Aberdeen’s Town House was the setting on Friday night for a special gathering of the media to mark the career of one of Scotland’s longest-serving journalists.
Ted Kidd has retired after a lifetime of reporting from the Granite City and bowed out with a reception in the very room where it first began in 1956.
He joined the DC Thomson’s reporting team in Exchange Street, after National Service in the RAF, and one of his first tasks was reporting Aberdeen Town Council meetings in the St Nicholas room at the Town House in Broad Street.
His career took him first to the Sunday Mail in 1963 then quickly to the Daily Record, where he remained as Aberdeen staff until taking redundancy in 1988.
Since then he has reported on local authority issues for various media, including radio, TV and specialist publications.
Among the major events he has covered in his lengthy career from Aberdeen was the city’s typhoid outbreak in 1964; the Fraserburgh lifeboat tragedy in 1971; the Maxwell Garvie murder case; the Royal pardon for safecracker, Paddy Meehan; the Dons winning the European Cup Winners' Cup against Real Madrid and the Piper Alpha disaster.
Leading the tributes at Friday’s night’s reception was Aberdeen’s Lord Provost Peter Stephen and Paul Holleran, Scottish organiser of the National Union of Journalists.

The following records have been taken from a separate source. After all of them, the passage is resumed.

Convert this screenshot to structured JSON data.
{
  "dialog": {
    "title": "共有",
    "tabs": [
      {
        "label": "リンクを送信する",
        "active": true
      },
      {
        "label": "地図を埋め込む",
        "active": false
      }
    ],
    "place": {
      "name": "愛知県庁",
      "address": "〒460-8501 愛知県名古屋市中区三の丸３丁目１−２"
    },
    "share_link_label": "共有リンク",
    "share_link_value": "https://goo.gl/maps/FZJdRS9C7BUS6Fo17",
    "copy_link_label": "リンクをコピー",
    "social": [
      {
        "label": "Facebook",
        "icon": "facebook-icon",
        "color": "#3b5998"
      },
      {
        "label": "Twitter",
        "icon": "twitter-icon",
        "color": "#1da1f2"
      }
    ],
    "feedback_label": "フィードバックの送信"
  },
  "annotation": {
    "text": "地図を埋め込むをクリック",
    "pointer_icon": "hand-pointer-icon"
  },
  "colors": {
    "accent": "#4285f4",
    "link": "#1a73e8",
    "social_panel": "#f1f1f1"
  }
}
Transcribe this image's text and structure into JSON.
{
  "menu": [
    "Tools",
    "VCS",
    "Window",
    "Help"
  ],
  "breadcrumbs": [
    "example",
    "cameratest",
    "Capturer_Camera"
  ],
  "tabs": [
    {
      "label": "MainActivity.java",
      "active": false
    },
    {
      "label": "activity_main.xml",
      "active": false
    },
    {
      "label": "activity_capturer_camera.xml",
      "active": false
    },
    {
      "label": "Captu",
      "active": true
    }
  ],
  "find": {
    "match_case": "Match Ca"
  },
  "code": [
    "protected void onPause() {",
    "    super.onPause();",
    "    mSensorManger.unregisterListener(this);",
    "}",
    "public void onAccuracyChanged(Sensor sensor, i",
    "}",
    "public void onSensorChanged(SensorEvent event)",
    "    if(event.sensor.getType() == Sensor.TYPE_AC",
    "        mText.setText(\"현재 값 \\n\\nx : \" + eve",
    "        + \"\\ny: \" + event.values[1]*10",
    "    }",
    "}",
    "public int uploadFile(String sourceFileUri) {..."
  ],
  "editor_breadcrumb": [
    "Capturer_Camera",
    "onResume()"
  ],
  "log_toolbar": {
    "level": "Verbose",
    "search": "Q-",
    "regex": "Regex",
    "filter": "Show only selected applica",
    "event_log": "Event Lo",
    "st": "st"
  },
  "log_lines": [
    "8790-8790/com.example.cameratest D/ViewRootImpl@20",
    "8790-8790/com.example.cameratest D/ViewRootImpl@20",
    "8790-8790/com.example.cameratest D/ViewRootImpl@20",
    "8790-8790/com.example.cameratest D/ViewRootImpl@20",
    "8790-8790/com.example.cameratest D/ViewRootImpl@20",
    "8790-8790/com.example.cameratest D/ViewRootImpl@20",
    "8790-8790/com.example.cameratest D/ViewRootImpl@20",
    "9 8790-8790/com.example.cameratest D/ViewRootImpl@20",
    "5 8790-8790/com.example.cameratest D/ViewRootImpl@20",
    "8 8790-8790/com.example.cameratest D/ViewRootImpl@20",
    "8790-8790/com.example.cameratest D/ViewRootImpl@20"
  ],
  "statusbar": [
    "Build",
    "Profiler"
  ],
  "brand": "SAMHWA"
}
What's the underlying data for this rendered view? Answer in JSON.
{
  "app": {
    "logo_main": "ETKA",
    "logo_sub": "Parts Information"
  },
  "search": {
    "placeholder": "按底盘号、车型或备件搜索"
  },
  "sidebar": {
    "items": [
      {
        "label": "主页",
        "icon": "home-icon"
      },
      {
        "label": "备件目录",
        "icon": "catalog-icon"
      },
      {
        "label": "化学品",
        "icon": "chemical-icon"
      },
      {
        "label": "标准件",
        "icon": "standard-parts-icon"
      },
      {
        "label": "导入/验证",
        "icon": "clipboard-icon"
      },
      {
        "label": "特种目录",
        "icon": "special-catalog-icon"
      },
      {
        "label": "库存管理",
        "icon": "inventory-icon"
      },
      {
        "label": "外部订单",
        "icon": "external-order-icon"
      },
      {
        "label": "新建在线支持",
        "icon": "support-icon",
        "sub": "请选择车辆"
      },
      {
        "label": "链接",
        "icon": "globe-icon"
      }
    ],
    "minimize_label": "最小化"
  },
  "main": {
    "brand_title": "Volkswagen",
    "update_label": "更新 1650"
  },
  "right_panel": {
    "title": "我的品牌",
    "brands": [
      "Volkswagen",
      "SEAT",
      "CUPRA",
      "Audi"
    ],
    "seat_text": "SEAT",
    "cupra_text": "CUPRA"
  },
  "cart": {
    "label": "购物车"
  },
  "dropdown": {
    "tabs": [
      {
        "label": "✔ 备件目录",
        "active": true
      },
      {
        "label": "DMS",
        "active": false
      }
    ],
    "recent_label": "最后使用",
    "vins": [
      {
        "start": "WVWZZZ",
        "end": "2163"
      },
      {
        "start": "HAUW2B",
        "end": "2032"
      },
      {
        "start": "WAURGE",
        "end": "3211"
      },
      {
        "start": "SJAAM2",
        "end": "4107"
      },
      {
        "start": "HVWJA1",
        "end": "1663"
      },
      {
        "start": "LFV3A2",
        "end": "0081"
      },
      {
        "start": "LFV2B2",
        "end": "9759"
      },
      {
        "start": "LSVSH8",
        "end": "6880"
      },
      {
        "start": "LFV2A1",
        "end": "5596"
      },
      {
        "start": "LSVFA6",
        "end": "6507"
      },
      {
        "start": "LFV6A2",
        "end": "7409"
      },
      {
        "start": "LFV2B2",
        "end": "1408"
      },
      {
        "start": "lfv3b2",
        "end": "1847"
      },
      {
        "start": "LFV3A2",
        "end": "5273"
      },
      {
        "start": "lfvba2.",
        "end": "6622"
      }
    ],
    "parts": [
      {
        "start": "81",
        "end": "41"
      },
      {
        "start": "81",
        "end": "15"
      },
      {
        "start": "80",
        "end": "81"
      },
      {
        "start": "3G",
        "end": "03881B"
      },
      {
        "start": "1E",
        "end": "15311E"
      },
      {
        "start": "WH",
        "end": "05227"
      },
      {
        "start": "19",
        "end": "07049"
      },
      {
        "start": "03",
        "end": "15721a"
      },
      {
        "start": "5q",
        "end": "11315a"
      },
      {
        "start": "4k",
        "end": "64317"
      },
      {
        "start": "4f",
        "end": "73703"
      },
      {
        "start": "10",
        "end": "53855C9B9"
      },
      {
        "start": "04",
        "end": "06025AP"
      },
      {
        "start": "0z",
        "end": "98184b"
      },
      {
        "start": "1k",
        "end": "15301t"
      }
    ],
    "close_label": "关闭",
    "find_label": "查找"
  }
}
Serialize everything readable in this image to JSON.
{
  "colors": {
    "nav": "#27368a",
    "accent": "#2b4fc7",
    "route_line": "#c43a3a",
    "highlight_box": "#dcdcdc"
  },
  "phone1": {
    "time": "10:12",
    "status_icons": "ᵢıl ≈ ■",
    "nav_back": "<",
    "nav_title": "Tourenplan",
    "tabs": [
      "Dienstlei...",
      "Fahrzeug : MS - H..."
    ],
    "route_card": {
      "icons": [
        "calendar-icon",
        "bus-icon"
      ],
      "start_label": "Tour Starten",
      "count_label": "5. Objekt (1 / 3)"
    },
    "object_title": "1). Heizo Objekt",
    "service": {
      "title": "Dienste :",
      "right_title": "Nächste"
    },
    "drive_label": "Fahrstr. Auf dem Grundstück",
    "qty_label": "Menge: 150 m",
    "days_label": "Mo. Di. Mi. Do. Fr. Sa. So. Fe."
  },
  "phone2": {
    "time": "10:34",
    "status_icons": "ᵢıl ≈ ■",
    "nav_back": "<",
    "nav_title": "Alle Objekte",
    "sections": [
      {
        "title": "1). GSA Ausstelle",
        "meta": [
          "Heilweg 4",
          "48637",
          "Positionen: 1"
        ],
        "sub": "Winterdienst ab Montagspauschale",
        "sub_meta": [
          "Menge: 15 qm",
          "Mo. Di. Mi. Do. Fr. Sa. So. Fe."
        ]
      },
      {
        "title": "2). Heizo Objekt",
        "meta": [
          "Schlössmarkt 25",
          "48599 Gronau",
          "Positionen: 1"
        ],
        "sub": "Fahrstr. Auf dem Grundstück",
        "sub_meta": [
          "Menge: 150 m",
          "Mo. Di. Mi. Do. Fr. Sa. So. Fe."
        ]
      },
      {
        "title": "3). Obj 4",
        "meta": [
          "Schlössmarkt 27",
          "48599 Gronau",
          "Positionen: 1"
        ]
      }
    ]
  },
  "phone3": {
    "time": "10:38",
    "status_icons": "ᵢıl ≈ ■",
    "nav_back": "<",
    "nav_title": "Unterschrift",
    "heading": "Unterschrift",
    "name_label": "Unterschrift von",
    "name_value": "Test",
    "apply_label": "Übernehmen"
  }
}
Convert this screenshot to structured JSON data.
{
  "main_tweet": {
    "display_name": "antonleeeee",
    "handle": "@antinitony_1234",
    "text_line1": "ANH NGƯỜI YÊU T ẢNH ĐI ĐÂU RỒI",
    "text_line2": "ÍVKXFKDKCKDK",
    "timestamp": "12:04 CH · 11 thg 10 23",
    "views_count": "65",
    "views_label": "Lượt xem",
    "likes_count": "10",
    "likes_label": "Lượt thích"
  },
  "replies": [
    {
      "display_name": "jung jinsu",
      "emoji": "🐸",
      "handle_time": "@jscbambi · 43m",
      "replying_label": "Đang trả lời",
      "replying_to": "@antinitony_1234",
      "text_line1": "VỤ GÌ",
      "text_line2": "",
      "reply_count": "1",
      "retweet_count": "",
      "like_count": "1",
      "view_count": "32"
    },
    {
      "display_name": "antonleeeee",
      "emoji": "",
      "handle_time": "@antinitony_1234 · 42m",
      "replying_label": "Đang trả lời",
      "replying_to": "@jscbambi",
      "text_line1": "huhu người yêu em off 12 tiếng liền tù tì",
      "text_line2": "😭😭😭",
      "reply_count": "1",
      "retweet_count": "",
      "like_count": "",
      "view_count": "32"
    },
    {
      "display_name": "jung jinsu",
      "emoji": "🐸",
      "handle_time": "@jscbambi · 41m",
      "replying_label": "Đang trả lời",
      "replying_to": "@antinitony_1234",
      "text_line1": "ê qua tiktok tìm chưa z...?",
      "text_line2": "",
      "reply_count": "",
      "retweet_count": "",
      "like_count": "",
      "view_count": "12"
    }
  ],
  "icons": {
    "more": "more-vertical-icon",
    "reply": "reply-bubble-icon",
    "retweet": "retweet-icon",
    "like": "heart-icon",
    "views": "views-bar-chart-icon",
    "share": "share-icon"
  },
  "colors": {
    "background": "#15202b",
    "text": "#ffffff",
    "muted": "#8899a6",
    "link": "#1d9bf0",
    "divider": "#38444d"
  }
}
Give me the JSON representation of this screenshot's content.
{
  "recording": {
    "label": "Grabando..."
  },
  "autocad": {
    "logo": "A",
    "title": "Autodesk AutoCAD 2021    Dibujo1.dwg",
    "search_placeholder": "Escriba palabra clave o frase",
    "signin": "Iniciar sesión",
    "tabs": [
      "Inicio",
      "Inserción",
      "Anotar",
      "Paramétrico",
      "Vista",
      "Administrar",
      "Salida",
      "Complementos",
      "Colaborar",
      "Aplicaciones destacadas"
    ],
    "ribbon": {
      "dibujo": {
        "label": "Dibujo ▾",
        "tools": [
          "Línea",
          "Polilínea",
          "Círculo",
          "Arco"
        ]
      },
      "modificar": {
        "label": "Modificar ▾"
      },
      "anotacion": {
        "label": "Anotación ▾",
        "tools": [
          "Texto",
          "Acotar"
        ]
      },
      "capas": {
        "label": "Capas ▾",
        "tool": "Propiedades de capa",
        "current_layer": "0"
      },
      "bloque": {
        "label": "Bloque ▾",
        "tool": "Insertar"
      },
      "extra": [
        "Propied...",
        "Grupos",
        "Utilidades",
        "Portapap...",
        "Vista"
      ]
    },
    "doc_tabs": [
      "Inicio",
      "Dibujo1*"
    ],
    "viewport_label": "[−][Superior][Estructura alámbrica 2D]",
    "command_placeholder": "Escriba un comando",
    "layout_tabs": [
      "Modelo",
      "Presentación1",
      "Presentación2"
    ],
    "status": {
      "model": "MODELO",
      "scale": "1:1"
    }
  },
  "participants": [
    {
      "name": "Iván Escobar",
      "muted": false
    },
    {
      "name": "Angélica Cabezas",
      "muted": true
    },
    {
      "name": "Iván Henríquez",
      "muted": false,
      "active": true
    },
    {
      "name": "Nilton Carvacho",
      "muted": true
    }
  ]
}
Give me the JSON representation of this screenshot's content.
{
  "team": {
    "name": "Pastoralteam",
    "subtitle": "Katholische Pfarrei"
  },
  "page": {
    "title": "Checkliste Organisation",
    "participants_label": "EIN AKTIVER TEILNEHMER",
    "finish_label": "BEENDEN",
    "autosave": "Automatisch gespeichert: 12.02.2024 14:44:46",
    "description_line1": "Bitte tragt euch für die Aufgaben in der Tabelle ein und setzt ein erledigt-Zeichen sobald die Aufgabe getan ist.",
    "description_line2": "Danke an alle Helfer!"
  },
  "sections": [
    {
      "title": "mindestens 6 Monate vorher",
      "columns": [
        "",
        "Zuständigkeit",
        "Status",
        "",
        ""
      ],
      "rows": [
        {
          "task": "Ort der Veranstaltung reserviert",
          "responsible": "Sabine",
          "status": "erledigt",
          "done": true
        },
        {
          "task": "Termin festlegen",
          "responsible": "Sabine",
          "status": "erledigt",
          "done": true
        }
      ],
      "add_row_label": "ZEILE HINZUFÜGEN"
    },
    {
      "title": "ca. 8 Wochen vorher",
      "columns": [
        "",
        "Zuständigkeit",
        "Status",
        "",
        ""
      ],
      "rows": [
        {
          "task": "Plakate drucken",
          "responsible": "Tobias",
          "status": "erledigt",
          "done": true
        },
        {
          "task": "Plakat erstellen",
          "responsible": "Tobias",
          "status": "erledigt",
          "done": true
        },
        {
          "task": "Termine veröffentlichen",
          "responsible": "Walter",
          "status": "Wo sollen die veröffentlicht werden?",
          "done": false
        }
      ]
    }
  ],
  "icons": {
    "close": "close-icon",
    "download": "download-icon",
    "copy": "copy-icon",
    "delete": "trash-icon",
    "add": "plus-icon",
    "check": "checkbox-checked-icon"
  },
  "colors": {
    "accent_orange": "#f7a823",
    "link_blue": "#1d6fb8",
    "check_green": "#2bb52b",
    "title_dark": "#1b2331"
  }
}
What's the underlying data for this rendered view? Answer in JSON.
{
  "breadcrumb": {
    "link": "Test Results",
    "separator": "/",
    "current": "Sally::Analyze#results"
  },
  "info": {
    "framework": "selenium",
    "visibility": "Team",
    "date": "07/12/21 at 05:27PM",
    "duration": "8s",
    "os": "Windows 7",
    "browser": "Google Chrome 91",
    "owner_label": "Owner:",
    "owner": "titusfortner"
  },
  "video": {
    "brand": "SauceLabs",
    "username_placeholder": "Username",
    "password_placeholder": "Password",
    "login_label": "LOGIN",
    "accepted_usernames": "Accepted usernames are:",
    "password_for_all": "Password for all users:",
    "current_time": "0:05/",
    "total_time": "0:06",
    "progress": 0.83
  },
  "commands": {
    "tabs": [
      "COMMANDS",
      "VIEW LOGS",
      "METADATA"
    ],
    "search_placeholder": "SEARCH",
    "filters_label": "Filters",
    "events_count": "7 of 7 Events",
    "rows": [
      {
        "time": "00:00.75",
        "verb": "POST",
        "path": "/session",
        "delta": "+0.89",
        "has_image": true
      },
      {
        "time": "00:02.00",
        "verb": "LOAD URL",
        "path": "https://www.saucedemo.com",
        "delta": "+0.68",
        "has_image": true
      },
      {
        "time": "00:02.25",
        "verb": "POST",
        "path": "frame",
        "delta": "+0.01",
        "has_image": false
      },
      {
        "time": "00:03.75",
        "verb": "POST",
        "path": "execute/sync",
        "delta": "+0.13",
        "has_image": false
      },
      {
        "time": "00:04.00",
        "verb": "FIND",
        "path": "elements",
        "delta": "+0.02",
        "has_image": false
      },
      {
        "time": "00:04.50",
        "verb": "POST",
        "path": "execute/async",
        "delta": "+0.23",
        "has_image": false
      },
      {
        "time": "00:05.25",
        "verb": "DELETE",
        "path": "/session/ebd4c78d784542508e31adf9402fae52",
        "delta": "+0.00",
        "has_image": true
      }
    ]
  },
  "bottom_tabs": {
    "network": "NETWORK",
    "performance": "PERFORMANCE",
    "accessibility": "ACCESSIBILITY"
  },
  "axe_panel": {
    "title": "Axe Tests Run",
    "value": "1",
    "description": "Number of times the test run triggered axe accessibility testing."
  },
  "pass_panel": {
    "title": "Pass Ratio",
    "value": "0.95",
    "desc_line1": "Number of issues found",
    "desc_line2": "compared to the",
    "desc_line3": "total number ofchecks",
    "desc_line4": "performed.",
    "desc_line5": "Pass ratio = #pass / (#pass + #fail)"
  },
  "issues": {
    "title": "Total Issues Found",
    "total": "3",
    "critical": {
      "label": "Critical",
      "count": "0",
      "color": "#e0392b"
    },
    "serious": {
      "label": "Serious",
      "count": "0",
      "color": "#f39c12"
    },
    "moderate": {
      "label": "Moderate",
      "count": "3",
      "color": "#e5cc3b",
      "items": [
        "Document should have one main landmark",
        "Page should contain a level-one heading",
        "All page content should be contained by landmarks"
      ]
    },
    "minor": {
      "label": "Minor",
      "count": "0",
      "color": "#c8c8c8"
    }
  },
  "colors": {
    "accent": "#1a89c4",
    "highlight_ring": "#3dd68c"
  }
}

Ted has been a long-serving welfare officer for the union and a major fundraiser over the years for the NUJ Extra charity.
Said NUJ Grampian branch chair, Jean McLeish: “It was an excellent turnout of former colleagues and friends from all over Scotland, which underlines the huge respect everyone has for Ted Kidd.
“Throughout his long career he has been the model professional and has always done his job with the upmost integrity and thoroughness.“